DESCRIPTION OF THE TASK: Begin with the line containing "Output a JSON" and copy every line after it to the end of the entries, exactly, leaving out the lines before it.

Element data from apps and pages:
----

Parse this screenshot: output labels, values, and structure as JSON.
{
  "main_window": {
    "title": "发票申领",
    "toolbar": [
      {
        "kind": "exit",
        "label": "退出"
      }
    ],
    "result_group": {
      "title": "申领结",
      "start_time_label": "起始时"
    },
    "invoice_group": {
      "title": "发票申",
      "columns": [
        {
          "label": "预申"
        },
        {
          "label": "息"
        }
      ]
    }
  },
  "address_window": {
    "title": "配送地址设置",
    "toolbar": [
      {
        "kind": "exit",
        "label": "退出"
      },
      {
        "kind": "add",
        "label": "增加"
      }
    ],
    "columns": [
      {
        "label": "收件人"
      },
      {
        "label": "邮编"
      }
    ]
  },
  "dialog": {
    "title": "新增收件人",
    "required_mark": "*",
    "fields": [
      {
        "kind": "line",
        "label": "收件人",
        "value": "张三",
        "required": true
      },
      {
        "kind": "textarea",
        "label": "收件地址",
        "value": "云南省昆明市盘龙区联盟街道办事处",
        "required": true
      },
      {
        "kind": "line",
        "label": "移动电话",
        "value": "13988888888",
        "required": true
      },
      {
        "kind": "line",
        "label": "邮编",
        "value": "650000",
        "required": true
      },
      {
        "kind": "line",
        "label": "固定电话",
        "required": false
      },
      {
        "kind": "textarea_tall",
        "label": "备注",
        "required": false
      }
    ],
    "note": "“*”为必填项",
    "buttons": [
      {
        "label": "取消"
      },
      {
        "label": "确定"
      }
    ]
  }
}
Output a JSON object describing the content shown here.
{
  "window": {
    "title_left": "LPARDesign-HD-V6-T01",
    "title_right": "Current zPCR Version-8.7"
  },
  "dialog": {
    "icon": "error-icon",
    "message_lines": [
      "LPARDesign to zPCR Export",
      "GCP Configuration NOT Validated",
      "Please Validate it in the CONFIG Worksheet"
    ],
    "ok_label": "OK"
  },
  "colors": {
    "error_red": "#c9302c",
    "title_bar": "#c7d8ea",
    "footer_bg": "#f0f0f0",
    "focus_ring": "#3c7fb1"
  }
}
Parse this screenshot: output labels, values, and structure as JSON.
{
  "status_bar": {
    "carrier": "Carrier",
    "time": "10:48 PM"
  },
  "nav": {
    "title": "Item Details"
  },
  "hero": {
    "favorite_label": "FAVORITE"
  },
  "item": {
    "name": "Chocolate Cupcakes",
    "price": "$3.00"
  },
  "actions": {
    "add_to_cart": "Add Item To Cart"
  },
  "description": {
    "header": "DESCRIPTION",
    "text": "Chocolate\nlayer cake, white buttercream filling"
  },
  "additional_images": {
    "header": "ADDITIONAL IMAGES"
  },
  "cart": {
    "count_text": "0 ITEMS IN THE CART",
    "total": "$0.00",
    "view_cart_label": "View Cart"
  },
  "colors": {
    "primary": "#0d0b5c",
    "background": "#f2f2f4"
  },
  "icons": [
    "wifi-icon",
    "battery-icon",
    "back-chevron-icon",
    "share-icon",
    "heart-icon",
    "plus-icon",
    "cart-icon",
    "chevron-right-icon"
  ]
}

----

TASK RESPONSE:
Output a JSON object describing the content shown here.
{
  "window": {
    "title_left": "LPARDesign-HD-V6-T01",
    "title_right": "Current zPCR Version-8.7"
  },
  "dialog": {
    "icon": "error-icon",
    "message_lines": [
      "LPARDesign to zPCR Export",
      "GCP Configuration NOT Validated",
      "Please Validate it in the CONFIG Worksheet"
    ],
    "ok_label": "OK"
  },
  "colors": {
    "error_red": "#c9302c",
    "title_bar": "#c7d8ea",
    "footer_bg": "#f0f0f0",
    "focus_ring": "#3c7fb1"
  }
}
Parse this screenshot: output labels, values, and structure as JSON.
{
  "status_bar": {
    "carrier": "Carrier",
    "time": "10:48 PM"
  },
  "nav": {
    "title": "Item Details"
  },
  "hero": {
    "favorite_label": "FAVORITE"
  },
  "item": {
    "name": "Chocolate Cupcakes",
    "price": "$3.00"
  },
  "actions": {
    "add_to_cart": "Add Item To Cart"
  },
  "description": {
    "header": "DESCRIPTION",
    "text": "Chocolate\nlayer cake, white buttercream filling"
  },
  "additional_images": {
    "header": "ADDITIONAL IMAGES"
  },
  "cart": {
    "count_text": "0 ITEMS IN THE CART",
    "total": "$0.00",
    "view_cart_label": "View Cart"
  },
  "colors": {
    "primary": "#0d0b5c",
    "background": "#f2f2f4"
  },
  "icons": [
    "wifi-icon",
    "battery-icon",
    "back-chevron-icon",
    "share-icon",
    "heart-icon",
    "plus-icon",
    "cart-icon",
    "chevron-right-icon"
  ]
}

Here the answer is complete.